There will undoubtedly be those who consider Chain’s success at nationals a fluke. Those who think Chain’s run was legitimate might still say that a single tournament is too small of a sample size to draw any worthwhile conclusions. I think both of these criticisms are at least potentially reasonable – let that serve as a caveat for what follows.
I think Chain’s success at 2006 Nationals was primarily the result of two strategic principles. The first is that relentless (perhaps reckless) aggression is a powerful strategy. The second is that the point at which the replacement value of a fresh tier two player exceeds the value of a fatigued tier one is somewhat closer to 60% of points played (for the tier one player) rather than 50% of points played.
In an earlier post, I defended the value of relentless aggression. There my argument was basically two-fold. First, I argued that The Rule demands that all things being equal, a player should throw a longer pass rather than a shorter pass. 2) I also made the more controversial claim the advantageous implications of the huck extend beyond the calculation of giving your team the highest percentage chance of scoring this goal. This claim is based on the fact that once a team believes you are crazy enough to huck at any point they will over commit to protecting the deep cut opening up the underneath. The nice thing about this second point is that it can extend to later games in a tournament/season without your team even having to bear the burden of the additonal turnovers early in a game. I think FG and Sockeye both currently benefit from (2) due to their reputation as mindless huckers.

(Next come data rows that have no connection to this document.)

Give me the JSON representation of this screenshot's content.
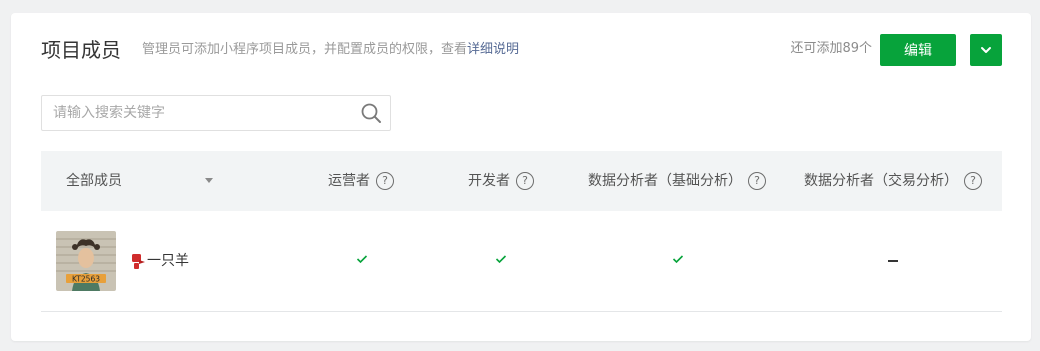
{
  "header": {
    "title": "项目成员",
    "description": "管理员可添加小程序项目成员，并配置成员的权限，查看",
    "description_link": "详细说明",
    "quota": "还可添加89个",
    "edit_button": "编辑"
  },
  "search": {
    "placeholder": "请输入搜索关键字",
    "value": ""
  },
  "table": {
    "filter_label": "全部成员",
    "columns": [
      "运营者",
      "开发者",
      "数据分析者（基础分析）",
      "数据分析者（交易分析）"
    ],
    "rows": [
      {
        "name": "一只羊",
        "avatar_caption": "KT2563",
        "permissions": [
          "check",
          "check",
          "check",
          "none"
        ]
      }
    ]
  },
  "icons": {
    "search": "search-icon",
    "dropdown": "chevron-down-icon",
    "help": "question-circle-icon",
    "check": "check-icon",
    "none": "dash-icon"
  },
  "colors": {
    "accent": "#07a33b",
    "link": "#576b95",
    "header_bg": "#f2f4f5",
    "page_bg": "#f0f1f2"
  }
}
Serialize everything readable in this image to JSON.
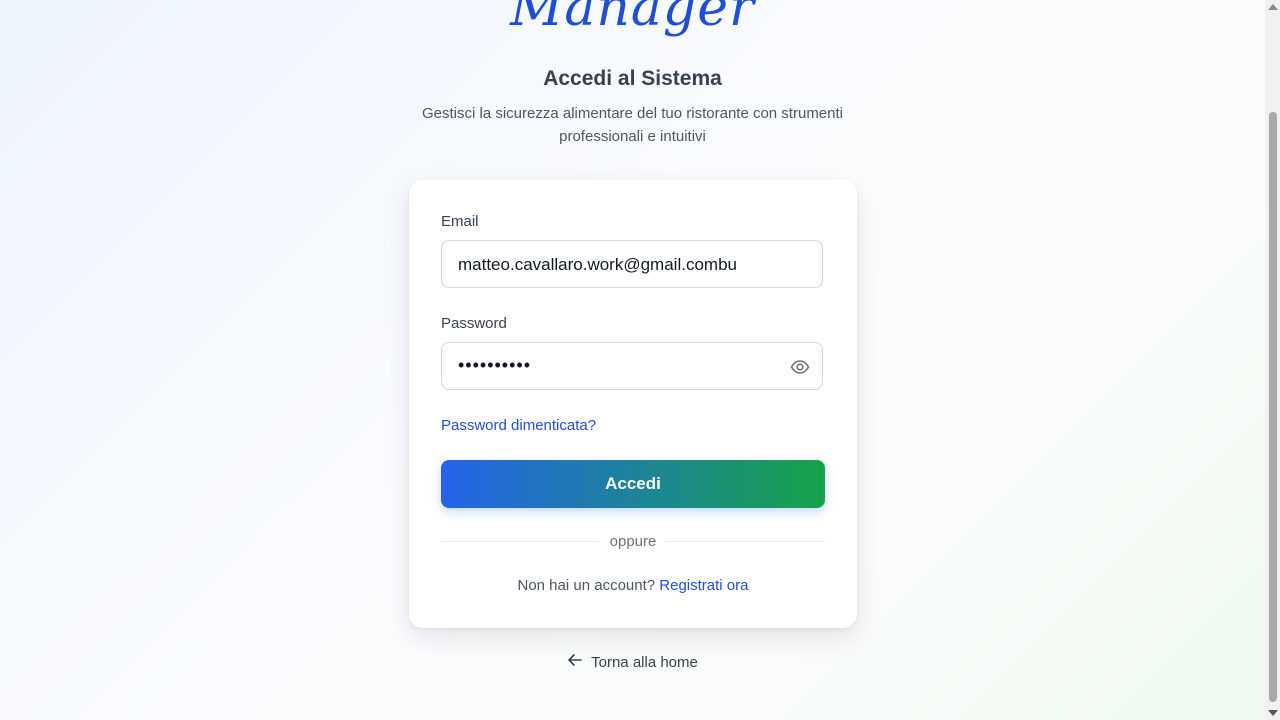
{
  "brand": {
    "text": "Manager"
  },
  "header": {
    "title": "Accedi al Sistema",
    "subtitle": "Gestisci la sicurezza alimentare del tuo ristorante con strumenti professionali e intuitivi"
  },
  "form": {
    "email_label": "Email",
    "email_value": "matteo.cavallaro.work@gmail.combu",
    "password_label": "Password",
    "password_masked": "••••••••••",
    "password_toggle_icon": "eye-icon",
    "forgot_link": "Password dimenticata?",
    "submit_label": "Accedi",
    "divider_text": "oppure",
    "signup_prompt": "Non hai un account?",
    "signup_link": "Registrati ora"
  },
  "footer": {
    "back_label": "Torna alla home",
    "back_icon": "arrow-left-icon"
  },
  "colors": {
    "accent": "#1d4ed8",
    "gradient_start": "#2563eb",
    "gradient_end": "#16a34a"
  }
}
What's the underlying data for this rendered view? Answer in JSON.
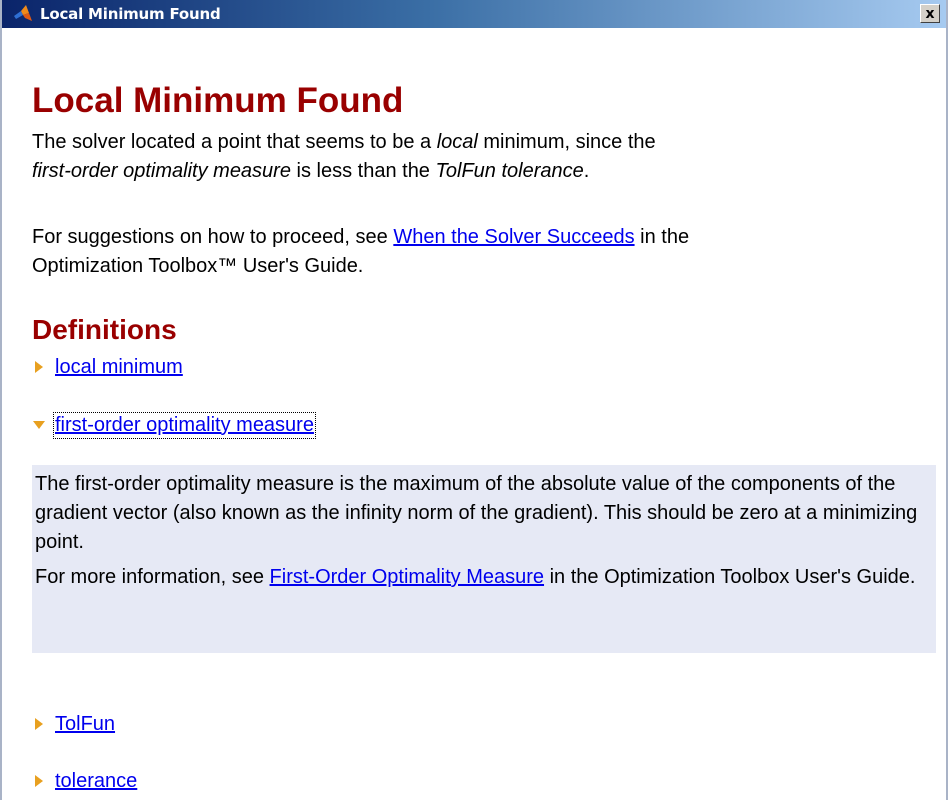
{
  "window": {
    "title": "Local Minimum Found",
    "close_label": "x"
  },
  "main": {
    "title": "Local Minimum Found",
    "para1": {
      "t1": "The solver located a point that seems to be a ",
      "t1_em": "local",
      "t2": " minimum, since the",
      "t3_em": "first-order optimality measure",
      "t4": " is less than the ",
      "t5_em": "TolFun tolerance",
      "t6": "."
    },
    "para2": {
      "t1": "For suggestions on how to proceed, see ",
      "link": "When the Solver Succeeds",
      "t2": " in the",
      "t3": "Optimization Toolbox™ User's Guide."
    }
  },
  "definitions": {
    "title": "Definitions",
    "items": [
      {
        "label": "local minimum",
        "expanded": false
      },
      {
        "label": "first-order optimality measure",
        "expanded": true
      },
      {
        "label": "TolFun",
        "expanded": false
      },
      {
        "label": "tolerance",
        "expanded": false
      }
    ],
    "expanded_body": {
      "p1": "The first-order optimality measure is the maximum of the absolute value of the components of the gradient vector (also known as the infinity norm of the gradient). This should be zero at a minimizing point.",
      "p2_t1": "For more information, see ",
      "p2_link": "First-Order Optimality Measure",
      "p2_t2": " in the Optimization Toolbox User's Guide."
    }
  },
  "colors": {
    "heading": "#990000",
    "link": "#0000ee",
    "expanded_bg": "#e6e9f5",
    "arrow": "#e8a020"
  },
  "icons": {
    "title_icon": "matlab-logo-icon",
    "collapsed_arrow": "triangle-right-icon",
    "expanded_arrow": "triangle-down-icon"
  }
}
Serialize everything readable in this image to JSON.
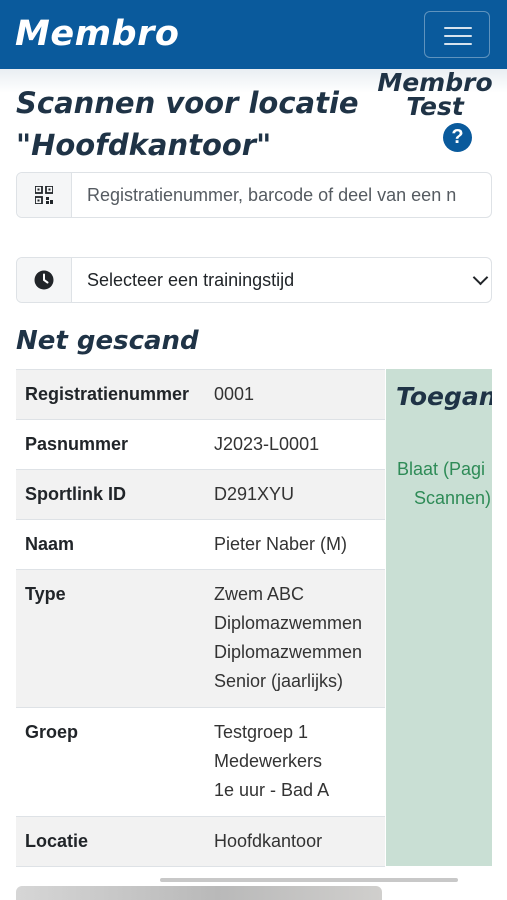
{
  "navbar": {
    "brand": "Membro",
    "menu_icon": "hamburger-icon"
  },
  "page": {
    "title_line1": "Scannen voor locatie",
    "title_line2": "\"Hoofdkantoor\"",
    "logo_line1": "Membro",
    "logo_line2": "Test",
    "help_glyph": "?"
  },
  "scan_input": {
    "icon": "qr-code-icon",
    "placeholder": "Registratienummer, barcode of deel van een n"
  },
  "training_select": {
    "icon": "clock-icon",
    "selected": "Selecteer een trainingstijd",
    "caret": "chevron-down-icon"
  },
  "recent": {
    "title": "Net gescand",
    "rows": [
      {
        "label": "Registratienummer",
        "values": [
          "0001"
        ]
      },
      {
        "label": "Pasnummer",
        "values": [
          "J2023-L0001"
        ]
      },
      {
        "label": "Sportlink ID",
        "values": [
          "D291XYU"
        ]
      },
      {
        "label": "Naam",
        "values": [
          "Pieter Naber (M)"
        ]
      },
      {
        "label": "Type",
        "values": [
          "Zwem ABC",
          "Diplomazwemmen",
          "Diplomazwemmen",
          "Senior (jaarlijks)"
        ]
      },
      {
        "label": "Groep",
        "values": [
          "Testgroep 1",
          "Medewerkers",
          "1e uur - Bad A"
        ]
      },
      {
        "label": "Locatie",
        "values": [
          "Hoofdkantoor"
        ]
      }
    ]
  },
  "access_panel": {
    "title": "Toegang",
    "lines": [
      "Blaat (Pagi",
      "Scannen)"
    ],
    "bg_color": "#c9dfd4",
    "text_color": "#2e8b57"
  },
  "colors": {
    "navbar": "#0a5a9c",
    "heading": "#1f3346"
  }
}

In any event, we (the blogosphere, although not sure I’m still a member) have had this discussion and I don’t mean to rehash old territory. Another facet of our relentless aggression was an insistence on forcing the disc upfield whenever possible. A dump has to be considerably higher percentage than a 20 yard gainer if the dump is to be justified by The Rule. Honestly, I still don’t think HnH is optimal in perfect conditions, but this year’s nationals was far from perfect conditions. I think that anyone arguing that a possession style offense is optimal in this year’s conditions (with the exception of Sunday) is either bad at math or simply not being honest with themselves.
The second strategic principle can basically be restated as “you should play your studs more than you are now.” Jim posted on this subject with some fictional numbers a while ago, I’m too lazy to find the link now, sorry. At early tournaments this year we had three considerable comebacks at the end of games when we just put in our top 7 for several points in a row. This led us to make the conscious decision to play our studs more at nationals. It sounds pretty obvious, but the current dominant strategy of splitting O/D has led a lot of top players to play only about 50 percent of the points. In most situtaions, your studs could play more than 50 percent of the points without fatigue impacting their play to the extent that it would make sense to put in your next tier of player.